» **Problem**
Could you copy each line of the listing below that has the word "active"?

» **Material for the task**
-- Opening Marker --

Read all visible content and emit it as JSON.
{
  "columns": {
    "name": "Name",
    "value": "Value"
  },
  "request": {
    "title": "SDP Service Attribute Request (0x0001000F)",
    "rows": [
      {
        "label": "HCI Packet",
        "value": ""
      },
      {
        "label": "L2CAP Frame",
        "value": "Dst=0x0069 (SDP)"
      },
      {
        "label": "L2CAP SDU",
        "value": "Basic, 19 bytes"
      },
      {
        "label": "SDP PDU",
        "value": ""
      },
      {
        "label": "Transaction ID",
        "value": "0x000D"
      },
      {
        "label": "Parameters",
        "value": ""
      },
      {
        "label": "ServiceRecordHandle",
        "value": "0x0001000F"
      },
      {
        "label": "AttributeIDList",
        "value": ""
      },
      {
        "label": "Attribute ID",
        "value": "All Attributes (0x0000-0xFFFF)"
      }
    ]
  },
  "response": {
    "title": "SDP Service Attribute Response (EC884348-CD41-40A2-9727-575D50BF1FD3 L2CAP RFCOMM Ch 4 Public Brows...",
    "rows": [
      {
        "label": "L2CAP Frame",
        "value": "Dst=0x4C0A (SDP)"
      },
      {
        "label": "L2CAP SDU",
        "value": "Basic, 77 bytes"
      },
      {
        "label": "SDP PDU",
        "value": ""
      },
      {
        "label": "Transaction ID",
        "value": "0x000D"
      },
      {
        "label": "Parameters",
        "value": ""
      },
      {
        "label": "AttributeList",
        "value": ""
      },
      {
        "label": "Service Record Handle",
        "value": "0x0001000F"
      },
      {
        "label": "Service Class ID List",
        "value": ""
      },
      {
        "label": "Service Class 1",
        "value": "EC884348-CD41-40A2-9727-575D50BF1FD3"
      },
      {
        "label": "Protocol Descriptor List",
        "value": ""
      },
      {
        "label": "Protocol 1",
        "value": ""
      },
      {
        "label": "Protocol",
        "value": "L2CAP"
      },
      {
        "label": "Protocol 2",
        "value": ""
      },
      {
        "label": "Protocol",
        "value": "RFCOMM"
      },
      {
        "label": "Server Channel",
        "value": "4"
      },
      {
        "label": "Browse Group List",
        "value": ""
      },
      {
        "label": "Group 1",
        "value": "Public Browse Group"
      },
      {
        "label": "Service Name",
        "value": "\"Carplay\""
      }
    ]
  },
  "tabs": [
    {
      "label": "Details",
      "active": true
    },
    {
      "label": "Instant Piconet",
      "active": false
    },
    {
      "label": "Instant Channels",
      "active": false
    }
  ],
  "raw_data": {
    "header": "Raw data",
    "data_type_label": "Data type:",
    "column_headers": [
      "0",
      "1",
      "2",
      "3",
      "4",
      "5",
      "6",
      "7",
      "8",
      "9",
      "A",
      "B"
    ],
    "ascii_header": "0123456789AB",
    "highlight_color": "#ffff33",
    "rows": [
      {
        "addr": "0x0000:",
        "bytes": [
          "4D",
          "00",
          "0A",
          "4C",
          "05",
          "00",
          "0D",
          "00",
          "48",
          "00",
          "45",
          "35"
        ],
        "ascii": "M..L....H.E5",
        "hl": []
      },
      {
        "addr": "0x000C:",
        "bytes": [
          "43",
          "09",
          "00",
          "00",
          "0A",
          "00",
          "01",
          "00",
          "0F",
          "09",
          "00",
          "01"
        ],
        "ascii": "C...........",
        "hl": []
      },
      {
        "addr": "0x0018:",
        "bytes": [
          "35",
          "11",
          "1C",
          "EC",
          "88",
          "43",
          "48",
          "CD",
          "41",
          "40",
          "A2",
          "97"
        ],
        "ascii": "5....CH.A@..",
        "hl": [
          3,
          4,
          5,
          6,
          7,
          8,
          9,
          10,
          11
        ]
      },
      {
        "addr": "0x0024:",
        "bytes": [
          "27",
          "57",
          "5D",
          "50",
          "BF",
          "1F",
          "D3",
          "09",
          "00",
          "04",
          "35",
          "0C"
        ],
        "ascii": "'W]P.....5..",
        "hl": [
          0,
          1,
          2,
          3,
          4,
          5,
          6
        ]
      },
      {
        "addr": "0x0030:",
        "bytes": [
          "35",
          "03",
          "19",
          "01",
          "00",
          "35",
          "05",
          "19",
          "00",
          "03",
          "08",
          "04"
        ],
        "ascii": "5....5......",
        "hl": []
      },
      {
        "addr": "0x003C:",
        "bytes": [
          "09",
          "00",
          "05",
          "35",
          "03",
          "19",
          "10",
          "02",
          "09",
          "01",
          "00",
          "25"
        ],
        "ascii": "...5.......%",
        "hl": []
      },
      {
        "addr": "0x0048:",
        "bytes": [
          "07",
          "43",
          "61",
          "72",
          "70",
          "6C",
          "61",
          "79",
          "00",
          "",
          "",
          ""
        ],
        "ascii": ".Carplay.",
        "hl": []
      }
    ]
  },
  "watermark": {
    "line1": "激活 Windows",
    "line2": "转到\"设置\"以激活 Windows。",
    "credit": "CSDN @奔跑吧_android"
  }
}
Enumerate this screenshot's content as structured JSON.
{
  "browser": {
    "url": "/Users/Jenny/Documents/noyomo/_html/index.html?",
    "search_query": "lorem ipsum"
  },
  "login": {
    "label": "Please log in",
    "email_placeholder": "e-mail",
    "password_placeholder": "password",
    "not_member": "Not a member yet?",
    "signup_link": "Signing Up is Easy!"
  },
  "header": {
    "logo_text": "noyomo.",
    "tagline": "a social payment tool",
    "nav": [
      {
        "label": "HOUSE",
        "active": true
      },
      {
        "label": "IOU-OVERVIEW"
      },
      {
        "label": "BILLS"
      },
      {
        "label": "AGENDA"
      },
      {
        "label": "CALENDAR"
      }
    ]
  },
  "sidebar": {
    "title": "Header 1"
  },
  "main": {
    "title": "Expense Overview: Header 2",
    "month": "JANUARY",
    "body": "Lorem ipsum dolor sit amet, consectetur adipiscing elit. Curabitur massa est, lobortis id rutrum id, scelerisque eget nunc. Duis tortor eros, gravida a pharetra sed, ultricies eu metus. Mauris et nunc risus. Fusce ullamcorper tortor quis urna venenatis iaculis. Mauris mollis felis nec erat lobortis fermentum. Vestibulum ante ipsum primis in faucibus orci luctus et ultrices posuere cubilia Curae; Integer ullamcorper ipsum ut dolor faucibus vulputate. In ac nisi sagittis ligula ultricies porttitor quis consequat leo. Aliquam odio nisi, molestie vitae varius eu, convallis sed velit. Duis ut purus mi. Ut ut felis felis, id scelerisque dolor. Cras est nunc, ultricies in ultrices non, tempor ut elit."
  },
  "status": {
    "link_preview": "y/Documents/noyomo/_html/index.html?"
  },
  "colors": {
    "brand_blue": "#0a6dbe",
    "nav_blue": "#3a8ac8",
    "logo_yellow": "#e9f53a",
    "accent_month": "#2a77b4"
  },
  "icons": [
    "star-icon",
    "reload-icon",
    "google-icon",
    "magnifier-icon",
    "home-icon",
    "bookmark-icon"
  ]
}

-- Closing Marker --

» **Answer section**
      "active": true
      "active": false
      "active": false
        "active": true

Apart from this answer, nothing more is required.